By: Bob

Thu, 04 Jun 2009 16:36:32 +0000

I have just downloaded the alex toolbar but Avast says it is a virus! Oh my, I can not delete it. Pls help. Thanks.



By: Kian Ann

Mon, 17 Nov 2008 04:22:04 +0000

Hi Hristiyan, Yes, Alexa stats are inaccurate. If you rank high, you have very good traffic, but anything below 20,000 only tells you that there isn't a flow of net savvy visitors. Here is Matt Cutts' thoughts on Alexa Traffic 2 years ago Its funny, because I do use a FireFox plugin with Alexa Rankings, and I was working on a client's project - and with just ME accessing the site many times a day to make changes to the site, I upped the rankings from the initial 26 mil to 6 mil within 2 weeks. Heh.



By: Hristiyan Hristov

Mon, 17 Nov 2008 01:00:21 +0000

Hmmm, i personally wouldn't take my chances, that is once Avira's Anti-Virus program pops up with a warning. Avira says: Contains recognition pattern of the DR/AlexaBar.N.207 dropper. Of course it's been configured for maximum sensitivity (better safe than sorry). I've also personally seen exactly how inaccurate Alexa's statistics actually are, that is, unless you're in the top 500 (very difficult to reach that one).



By: Paul

Wed, 23 Jan 2008 11:54:28 +0000

Thank you for the info sharing. I've read about this from other people's experience & personally have the same experience too. Its too common the toolbars actually bring out lot of problem to the users.



By: Ian L.

Thu, 20 Dec 2007 07:02:11 +0000

I have the same anti-virus software you have (avast) I would believe them before any toolbar! I have google toolbar and it never had a problems with it so I think any toolbar I try to install and that warning pops up, its not going on my computer! Would rather be safe than sorry!!!



By: SysOp

Fri, 02 Nov 2007 07:13:14 +0000

The Alexa toolbar monitors browsing habits in order to compile the Alexa stats. This type of "snooping" behavior is consider to be a malware trait and has gotten the toolbar flagged by most antivirus system.
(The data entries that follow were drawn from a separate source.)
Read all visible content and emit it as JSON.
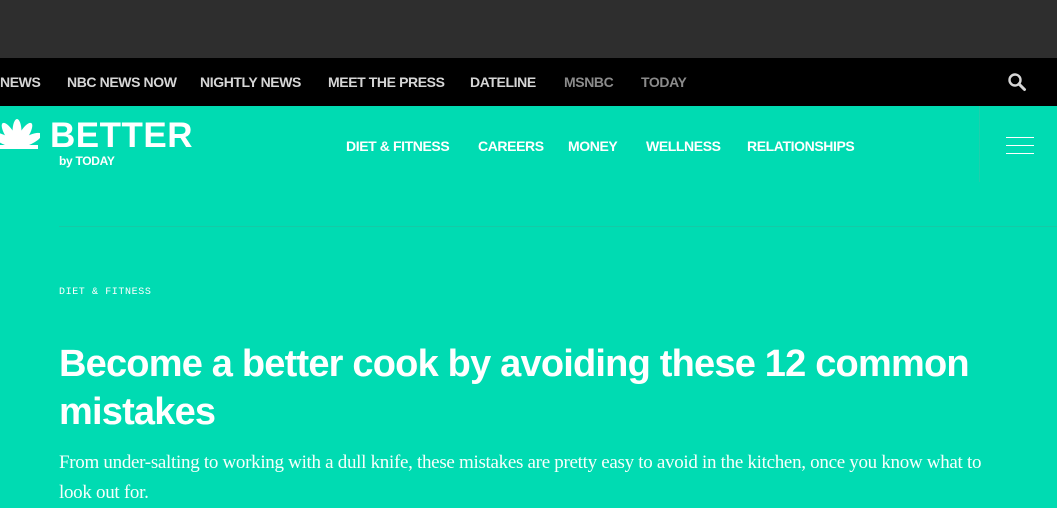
{
  "network_nav": {
    "items": [
      {
        "label": "NEWS"
      },
      {
        "label": "NBC NEWS NOW"
      },
      {
        "label": "NIGHTLY NEWS"
      },
      {
        "label": "MEET THE PRESS"
      },
      {
        "label": "DATELINE"
      },
      {
        "label": "MSNBC"
      },
      {
        "label": "TODAY"
      }
    ],
    "search_icon": "search-icon"
  },
  "header": {
    "logo_word": "BETTER",
    "logo_sub": "by TODAY",
    "logo_icon": "nbc-peacock-icon",
    "sections": [
      {
        "label": "DIET & FITNESS"
      },
      {
        "label": "CAREERS"
      },
      {
        "label": "MONEY"
      },
      {
        "label": "WELLNESS"
      },
      {
        "label": "RELATIONSHIPS"
      }
    ],
    "menu_icon": "hamburger-menu-icon"
  },
  "article": {
    "category": "DIET & FITNESS",
    "headline": "Become a better cook by avoiding these 12 common mistakes",
    "dek": "From under-salting to working with a dull knife, these mistakes are pretty easy to avoid in the kitchen, once you know what to look out for."
  },
  "colors": {
    "brand_background": "#00dbb2",
    "network_bar": "#000000",
    "ad_bar": "#2e2e2e"
  }
}
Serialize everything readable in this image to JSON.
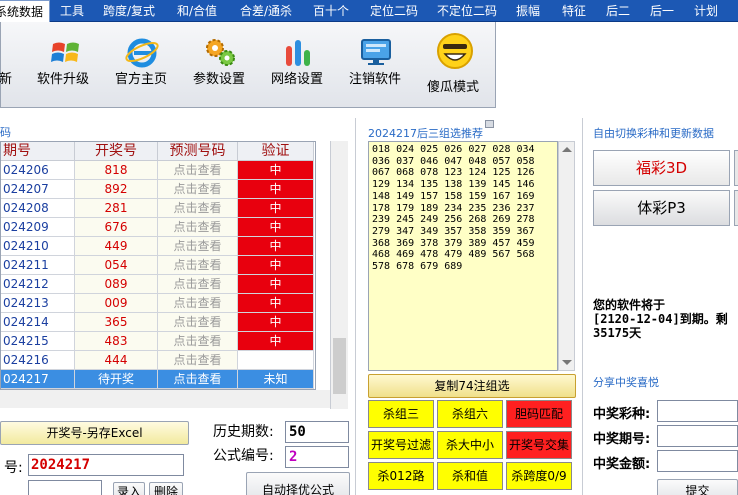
{
  "menu": {
    "items": [
      {
        "label": "系统数据",
        "active": true
      },
      {
        "label": "工具"
      },
      {
        "label": "跨度/复式"
      },
      {
        "label": "和/合值"
      },
      {
        "label": "合差/通杀"
      },
      {
        "label": "百十个"
      },
      {
        "label": "定位二码"
      },
      {
        "label": "不定位二码"
      },
      {
        "label": "振幅"
      },
      {
        "label": "特征"
      },
      {
        "label": "后二"
      },
      {
        "label": "后一"
      },
      {
        "label": "计划"
      }
    ]
  },
  "toolbar": {
    "buttons": [
      {
        "label": "新",
        "icon": "new-icon"
      },
      {
        "label": "软件升级",
        "icon": "windows-logo-icon"
      },
      {
        "label": "官方主页",
        "icon": "ie-browser-icon"
      },
      {
        "label": "参数设置",
        "icon": "gears-icon"
      },
      {
        "label": "网络设置",
        "icon": "bar-chart-icon"
      },
      {
        "label": "注销软件",
        "icon": "monitor-icon"
      },
      {
        "label": "傻瓜模式",
        "icon": "smiley-icon"
      }
    ]
  },
  "left": {
    "panel_header": "码",
    "columns": [
      "期号",
      "开奖号",
      "预测号码",
      "验证"
    ],
    "rows": [
      {
        "issue": "024206",
        "draw": "818",
        "pred": "点击查看",
        "ver": "中"
      },
      {
        "issue": "024207",
        "draw": "892",
        "pred": "点击查看",
        "ver": "中"
      },
      {
        "issue": "024208",
        "draw": "281",
        "pred": "点击查看",
        "ver": "中"
      },
      {
        "issue": "024209",
        "draw": "676",
        "pred": "点击查看",
        "ver": "中"
      },
      {
        "issue": "024210",
        "draw": "449",
        "pred": "点击查看",
        "ver": "中"
      },
      {
        "issue": "024211",
        "draw": "054",
        "pred": "点击查看",
        "ver": "中"
      },
      {
        "issue": "024212",
        "draw": "089",
        "pred": "点击查看",
        "ver": "中"
      },
      {
        "issue": "024213",
        "draw": "009",
        "pred": "点击查看",
        "ver": "中"
      },
      {
        "issue": "024214",
        "draw": "365",
        "pred": "点击查看",
        "ver": "中"
      },
      {
        "issue": "024215",
        "draw": "483",
        "pred": "点击查看",
        "ver": "中"
      },
      {
        "issue": "024216",
        "draw": "444",
        "pred": "点击查看",
        "ver": ""
      },
      {
        "issue": "024217",
        "draw": "待开奖",
        "pred": "点击查看",
        "ver": "未知",
        "selected": true
      }
    ],
    "save_button": "开奖号-另存Excel",
    "history_label": "历史期数:",
    "history_value": "50",
    "formula_label": "公式编号:",
    "formula_value": "2",
    "issue_label": "号:",
    "issue_value": "2024217",
    "enter_button": "录入",
    "delete_button": "删除",
    "auto_button": "自动择优公式"
  },
  "middle": {
    "title": "2024217后三组选推荐",
    "numbers_text": "018 024 025 026 027 028 034 036 037 046 047 048 057 058 067 068 078 123 124 125 126 129 134 135 138 139 145 146 148 149 157 158 159 167 169 178 179 189 234 235 236 237 239 245 249 256 268 269 278 279 347 349 357 358 359 367 368 369 378 379 389 457 459 468 469 478 479 489 567 568 578 678 679 689",
    "copy_button": "复制74注组选",
    "filters": [
      {
        "label": "杀组三",
        "color": "yellow"
      },
      {
        "label": "杀组六",
        "color": "yellow"
      },
      {
        "label": "胆码匹配",
        "color": "red"
      },
      {
        "label": "开奖号过滤",
        "color": "yellow"
      },
      {
        "label": "杀大中小",
        "color": "yellow"
      },
      {
        "label": "开奖号交集",
        "color": "red"
      },
      {
        "label": "杀012路",
        "color": "yellow"
      },
      {
        "label": "杀和值",
        "color": "yellow"
      },
      {
        "label": "杀跨度0/9",
        "color": "yellow"
      }
    ]
  },
  "right": {
    "title": "自由切换彩种和更新数据",
    "lottery_fucai": "福彩3D",
    "lottery_ticai": "体彩P3",
    "expire_line1": "您的软件将于",
    "expire_line2": "[2120-12-04]到期。剩",
    "expire_line3": "35175天",
    "share_title": "分享中奖喜悦",
    "share_type_label": "中奖彩种:",
    "share_issue_label": "中奖期号:",
    "share_amount_label": "中奖金额:",
    "submit_button": "提交"
  },
  "colors": {
    "menu_bg": "#1c58b4",
    "hit_red": "#e8000e",
    "filter_yellow": "#ffff00",
    "filter_red": "#ff2020",
    "recommend_bg": "#ffffc6"
  }
}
Looking past a bit of spying, some frivolous network traffic, a few spare cpu cycles and a prime strip of browser real estate it's not all bad (or is it?). Typically each toolbar user's traffic is amplified by a very large factor to get a ballpark figure of traffic patterns, this presents the opportunity for a small group of users or a single user exploiting multiple accounts to significantly skewer the Alexa statistics. Another potential issue might be a malicious exploit that hooks into the relatively insecure local toolbar via javascript to elevate access permission beyond those normally granted to remote scripts. @ Kian Ann: AV scanners are a prime target for "smart" viruses trying to operate in stealth mode. Some taint the AV software while others have been known to disable and then mimic the user interface to provide a false sense of security. Rootkits take this a step further and go directly for the system kernel to hide their presence. Still, the most disturbing attack I've witnessed was an internet worm that gained entry to systems via Norton Anti-Virus's "LiveUpdate" service. Now there's irony for you.



By: Kian Ann

Mon, 26 Mar 2007 15:13:54 +0000

Heh John, use Firefox! :P



By: john

Mon, 26 Mar 2007 01:01:22 +0000

Thank Kian Ann, Me better uninstall tonight. :) John Tan http://www.JohnTanBlog.com



By: Kian Ann

Sat, 24 Mar 2007 01:14:20 +0000

Walter, you got a point. Maybe its the anti-virus scanner is behaving erratically. So ironic. Actually last time I have thought about this - can anti virus programs be infected by viruses? :P Mark, thanks! In that case Alexa becomes pretty useless huh? The rankings are not really representative and the toolbar uses spyware!